What is required » Whenever a line of the records below contains the word "мрежа", copy that line.

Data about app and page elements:
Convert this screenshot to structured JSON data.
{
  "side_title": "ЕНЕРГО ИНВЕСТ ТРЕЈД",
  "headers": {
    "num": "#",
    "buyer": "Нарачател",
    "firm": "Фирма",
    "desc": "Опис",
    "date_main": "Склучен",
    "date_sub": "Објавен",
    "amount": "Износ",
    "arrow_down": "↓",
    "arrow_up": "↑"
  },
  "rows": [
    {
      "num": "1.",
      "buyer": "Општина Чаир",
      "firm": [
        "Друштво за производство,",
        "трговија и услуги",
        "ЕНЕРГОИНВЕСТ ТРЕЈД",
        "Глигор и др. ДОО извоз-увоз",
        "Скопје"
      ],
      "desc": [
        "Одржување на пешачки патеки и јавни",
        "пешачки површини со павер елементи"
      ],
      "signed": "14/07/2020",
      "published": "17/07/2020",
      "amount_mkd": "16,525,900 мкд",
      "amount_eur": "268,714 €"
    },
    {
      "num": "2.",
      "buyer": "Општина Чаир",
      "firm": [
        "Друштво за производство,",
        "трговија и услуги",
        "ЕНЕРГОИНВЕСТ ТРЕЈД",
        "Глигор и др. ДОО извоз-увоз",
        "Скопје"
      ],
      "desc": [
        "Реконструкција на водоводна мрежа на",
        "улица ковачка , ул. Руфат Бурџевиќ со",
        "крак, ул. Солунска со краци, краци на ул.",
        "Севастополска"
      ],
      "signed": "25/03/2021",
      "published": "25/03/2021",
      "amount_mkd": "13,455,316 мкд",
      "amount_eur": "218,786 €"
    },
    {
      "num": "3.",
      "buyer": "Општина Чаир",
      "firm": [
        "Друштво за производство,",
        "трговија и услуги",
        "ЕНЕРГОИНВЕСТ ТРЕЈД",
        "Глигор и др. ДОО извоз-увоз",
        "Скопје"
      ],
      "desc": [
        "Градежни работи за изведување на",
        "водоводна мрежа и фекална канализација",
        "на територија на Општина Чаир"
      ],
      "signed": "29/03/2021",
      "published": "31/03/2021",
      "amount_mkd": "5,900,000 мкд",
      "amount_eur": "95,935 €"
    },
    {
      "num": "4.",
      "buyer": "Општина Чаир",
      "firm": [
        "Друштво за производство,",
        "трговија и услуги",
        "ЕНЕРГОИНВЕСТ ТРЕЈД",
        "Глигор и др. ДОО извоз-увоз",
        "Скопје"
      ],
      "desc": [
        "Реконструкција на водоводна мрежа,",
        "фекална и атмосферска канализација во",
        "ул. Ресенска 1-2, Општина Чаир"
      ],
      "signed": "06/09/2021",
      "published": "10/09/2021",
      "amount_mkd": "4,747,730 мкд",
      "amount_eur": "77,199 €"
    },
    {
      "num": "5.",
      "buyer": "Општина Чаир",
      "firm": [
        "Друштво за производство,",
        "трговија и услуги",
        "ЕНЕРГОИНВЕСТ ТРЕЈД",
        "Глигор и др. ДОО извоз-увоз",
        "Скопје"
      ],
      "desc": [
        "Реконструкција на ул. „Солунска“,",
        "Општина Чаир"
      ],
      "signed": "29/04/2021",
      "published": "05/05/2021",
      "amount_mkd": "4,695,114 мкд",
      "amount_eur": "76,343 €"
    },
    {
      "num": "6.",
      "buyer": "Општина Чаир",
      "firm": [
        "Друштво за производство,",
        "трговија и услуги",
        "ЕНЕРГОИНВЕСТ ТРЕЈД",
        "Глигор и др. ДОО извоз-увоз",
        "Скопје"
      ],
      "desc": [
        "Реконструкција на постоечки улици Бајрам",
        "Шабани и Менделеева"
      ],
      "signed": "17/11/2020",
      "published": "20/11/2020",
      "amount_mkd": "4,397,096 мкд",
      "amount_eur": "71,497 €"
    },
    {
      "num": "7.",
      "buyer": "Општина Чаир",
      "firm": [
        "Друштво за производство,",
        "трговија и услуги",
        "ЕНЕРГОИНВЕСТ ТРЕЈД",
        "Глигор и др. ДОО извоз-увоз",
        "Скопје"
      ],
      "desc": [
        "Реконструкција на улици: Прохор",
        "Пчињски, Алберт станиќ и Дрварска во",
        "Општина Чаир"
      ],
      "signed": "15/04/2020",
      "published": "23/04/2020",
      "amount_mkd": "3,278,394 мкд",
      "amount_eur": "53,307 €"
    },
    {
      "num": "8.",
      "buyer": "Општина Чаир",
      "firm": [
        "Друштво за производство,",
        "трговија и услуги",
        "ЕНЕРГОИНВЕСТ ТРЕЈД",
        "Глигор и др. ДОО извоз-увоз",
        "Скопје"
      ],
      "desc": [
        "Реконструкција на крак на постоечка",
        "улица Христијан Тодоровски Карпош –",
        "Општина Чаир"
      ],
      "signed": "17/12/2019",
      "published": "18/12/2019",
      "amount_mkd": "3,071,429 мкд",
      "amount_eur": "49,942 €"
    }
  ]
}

Exercise response »
        "Реконструкција на водоводна мрежа на",
        "водоводна мрежа и фекална канализација",
        "Реконструкција на водоводна мрежа,",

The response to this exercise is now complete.